“It is up to me not to let him know his own strength and what he is capable of if he started running. If I were in his place, I’d go full steam ahead till I broke the line. Thank God they do not possess as much intelligence as we who kill them. But they are more honourable and capable than us.”

“But I’ll kill him eventually, despite his greatness and show of strength!” the old man pledged. “It might not be fair, but I’ll show him what a man is capable of doing and coping up with. I had boasted to the boy that I was a strange old man, didn’t I? Well, I must prove it now!” The old man had proved himself again and again in the past. But when he faced a challenging situation like this, he totally forgot about the past and was keen to prove a point again.

“Soon, I shall have all my distant friends for company,” the old man stated as he gazed at the stars. “But this fish is my friend too. But I must kill him even though he is my friend. Thank God we do not have to kill the stars! What if a man was supposed to try and kill the moon or the sun every day? What if the sun and the moon ran away like the fish?”

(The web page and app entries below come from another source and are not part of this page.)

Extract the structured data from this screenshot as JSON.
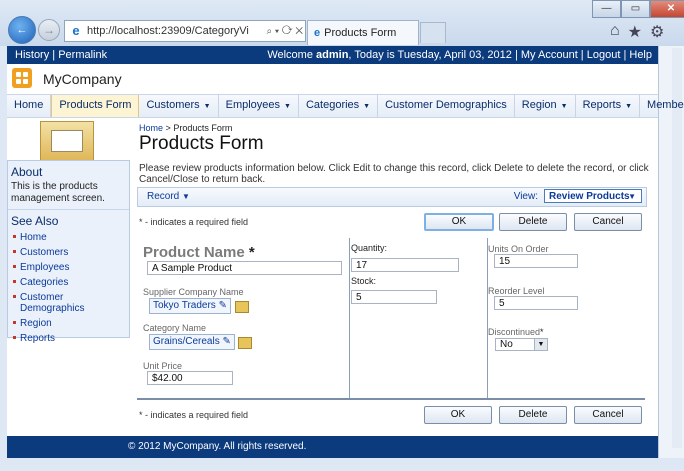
{
  "browser": {
    "url": "http://localhost:23909/CategoryVi",
    "url_controls": "⌕ ▾ ⟳ ✕",
    "tab_title": "Products Form",
    "win_min": "—",
    "win_max": "▭",
    "win_close": "✕",
    "icons": [
      "home-icon",
      "favorites-icon",
      "tools-icon"
    ]
  },
  "topbar": {
    "history": "History",
    "permalink": "Permalink",
    "welcome_prefix": "Welcome ",
    "user": "admin",
    "welcome_suffix": ", Today is Tuesday, April 03, 2012",
    "my_account": "My Account",
    "logout": "Logout",
    "help": "Help"
  },
  "header": {
    "company": "MyCompany"
  },
  "menu": [
    {
      "label": "Home",
      "dropdown": false
    },
    {
      "label": "Products Form",
      "dropdown": false,
      "active": true
    },
    {
      "label": "Customers",
      "dropdown": true
    },
    {
      "label": "Employees",
      "dropdown": true
    },
    {
      "label": "Categories",
      "dropdown": true
    },
    {
      "label": "Customer Demographics",
      "dropdown": false
    },
    {
      "label": "Region",
      "dropdown": true
    },
    {
      "label": "Reports",
      "dropdown": true
    },
    {
      "label": "Membership",
      "dropdown": false
    }
  ],
  "sidebar": {
    "about_title": "About",
    "about_text": "This is the products management screen.",
    "see_also_title": "See Also",
    "links": [
      "Home",
      "Customers",
      "Employees",
      "Categories",
      "Customer Demographics",
      "Region",
      "Reports"
    ]
  },
  "breadcrumb": {
    "home": "Home",
    "sep": ">",
    "current": "Products Form"
  },
  "page": {
    "title": "Products Form",
    "description": "Please review products information below. Click Edit to change this record, click Delete to delete the record, or click Cancel/Close to return back."
  },
  "actionbar": {
    "record": "Record",
    "view_label": "View:",
    "view_value": "Review Products"
  },
  "form": {
    "required_note": "* - indicates a required field",
    "buttons": {
      "ok": "OK",
      "delete": "Delete",
      "cancel": "Cancel"
    },
    "product_name_label": "Product Name",
    "required_star": "*",
    "product_name": "A Sample Product",
    "supplier_label": "Supplier Company Name",
    "supplier": "Tokyo Traders",
    "category_label": "Category Name",
    "category": "Grains/Cereals",
    "unit_price_label": "Unit Price",
    "unit_price": "$42.00",
    "quantity_label": "Quantity:",
    "quantity": "17",
    "stock_label": "Stock:",
    "stock": "5",
    "units_on_order_label": "Units On Order",
    "units_on_order": "15",
    "reorder_label": "Reorder Level",
    "reorder": "5",
    "discontinued_label": "Discontinued",
    "discontinued": "No"
  },
  "footer": {
    "text": "© 2012 MyCompany. All rights reserved."
  }
}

“He is a great fish! How many people will he feed? Will they be worthy enough to feed on his flesh? Surely not! The fish is too great and refined for any man to be worthy enough to eat his meat,” he decided.
(My favorite line! Man is never nobler than the beings he (thinks he) conquered!)

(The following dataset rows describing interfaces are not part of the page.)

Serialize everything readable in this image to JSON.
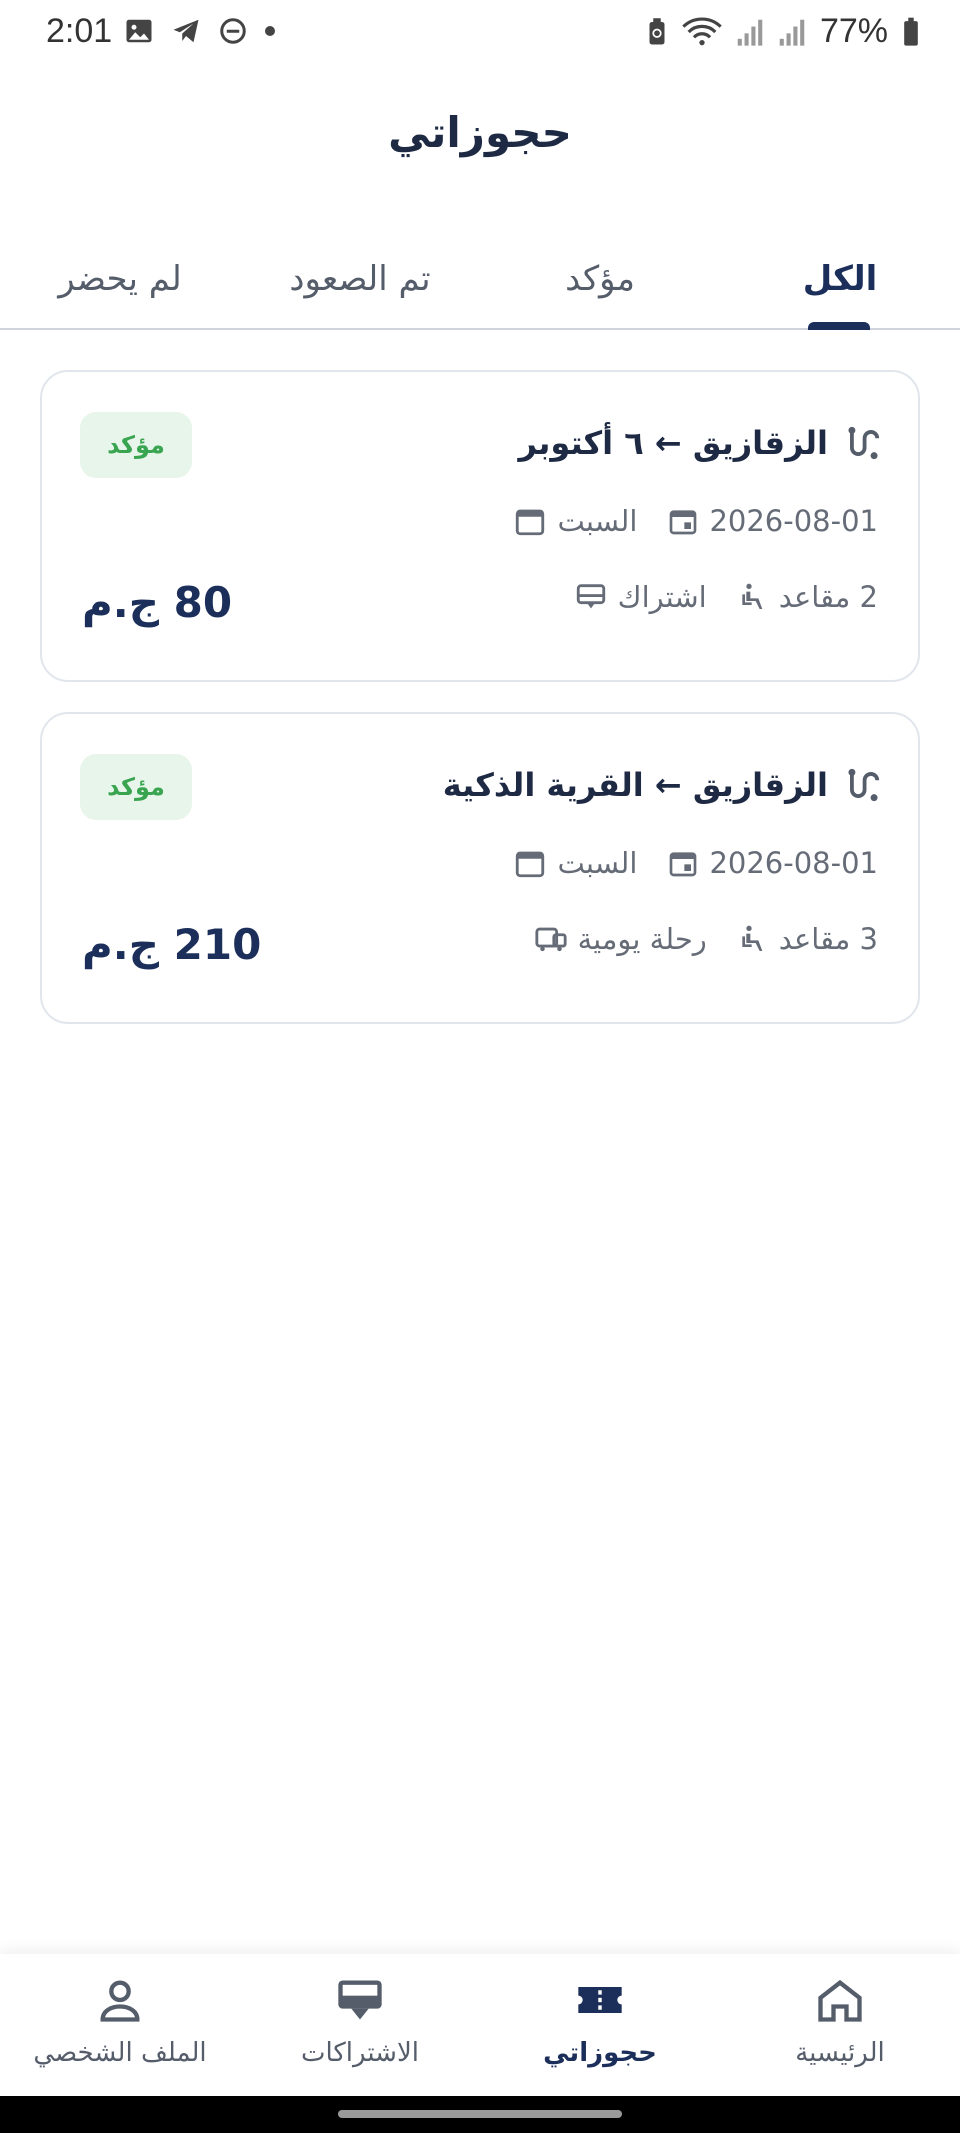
{
  "status_bar": {
    "time": "2:01",
    "battery": "77%"
  },
  "header": {
    "title": "حجوزاتي"
  },
  "tabs": [
    {
      "label": "الكل",
      "active": true
    },
    {
      "label": "مؤكد",
      "active": false
    },
    {
      "label": "تم الصعود",
      "active": false
    },
    {
      "label": "لم يحضر",
      "active": false
    }
  ],
  "bookings": [
    {
      "route": "الزقازيق ← ٦ أكتوبر",
      "status": "مؤكد",
      "day": "السبت",
      "date": "2026-08-01",
      "type": "اشتراك",
      "seats": "2 مقاعد",
      "price": "80 ج.م"
    },
    {
      "route": "الزقازيق ← القرية الذكية",
      "status": "مؤكد",
      "day": "السبت",
      "date": "2026-08-01",
      "type": "رحلة يومية",
      "seats": "3 مقاعد",
      "price": "210 ج.م"
    }
  ],
  "bottom_nav": [
    {
      "label": "الرئيسية",
      "icon": "home-icon",
      "active": false
    },
    {
      "label": "حجوزاتي",
      "icon": "ticket-icon",
      "active": true
    },
    {
      "label": "الاشتراكات",
      "icon": "bus-card-icon",
      "active": false
    },
    {
      "label": "الملف الشخصي",
      "icon": "person-icon",
      "active": false
    }
  ],
  "colors": {
    "primary": "#1b2f5a",
    "success": "#3aa551",
    "success_bg": "#e8f5ea"
  }
}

He made a mental note to eat the dolphin later to increase his strength after deciding to rest for an hour. But he rested for two hours or that is what he thought as he had no way of telling how much time had elapsed.

“I cannot fail now when I have the upper hand and die after fighting for so long,” he exclaimed. “Help me win, O God and I shall say a hundred Hail Marys as well as a hundred Our Fathers,” he promised. “But please, I can’t say them now! But think of it as done as I shall do it later.”

“But I must wait till he is really, really close!” he decided. “Then I must aim carefully. I mustn’t aim for the head. I must pierce his heart!” “You need to be calm and brave, old man,” he said to himself in an encouraging manner.

“I moved him!” the old man exclaimed as he held on to the fish despite all his tiredness. “Maybe I can get him now finally. Pull, hands! Help me legs! Think for me, head! I’ll pull him over this time!”

His mouth was parched with thirst but he could not even reach out for his water bottle. “I cannot survive any more of his turns,” the old man confessed. “I must get him now!” “Of course you can!” he said to himself. “You can take many more of his turns. You are the best.”

“You have made up your mind to kill me now, fish,” the old man stated. “You have every right to do that, of course. I have never seen a calmer, greater, nobler, braver fish or one who is as beautiful as you are, my brother!” he complimented the fish.

“Well, go ahead and kill me now! I do not care anymore who kills whom now.” “Your head is all muddled up now,” the old man said to himself. “It is important that you manage to clear your head. You should learn to endure pain like a real man, or even a fish for that matter. Clear up, head,” he ordered in a voice that was almost inaudible. “Clear up right now!”

The old man used his thumb and forefinger to pinch their heads off from their bodies and ate up the shells and tails. He chewed them slowly and although they were tiny, he knew that they tasted good and were nutritious.

A man has not been made to accept defeat. He can be completely destroyed but never defeated.

DiMaggio never appears in the novel though. But he plays a vital role as Santiago hero-worships him to the point of devotion. DiMaggo is Santiago’s parameter when it comes to strength and commitment and he thinks about DiMaggio whenever he needs to be reassured about his own strength or when he is in a difficult situation.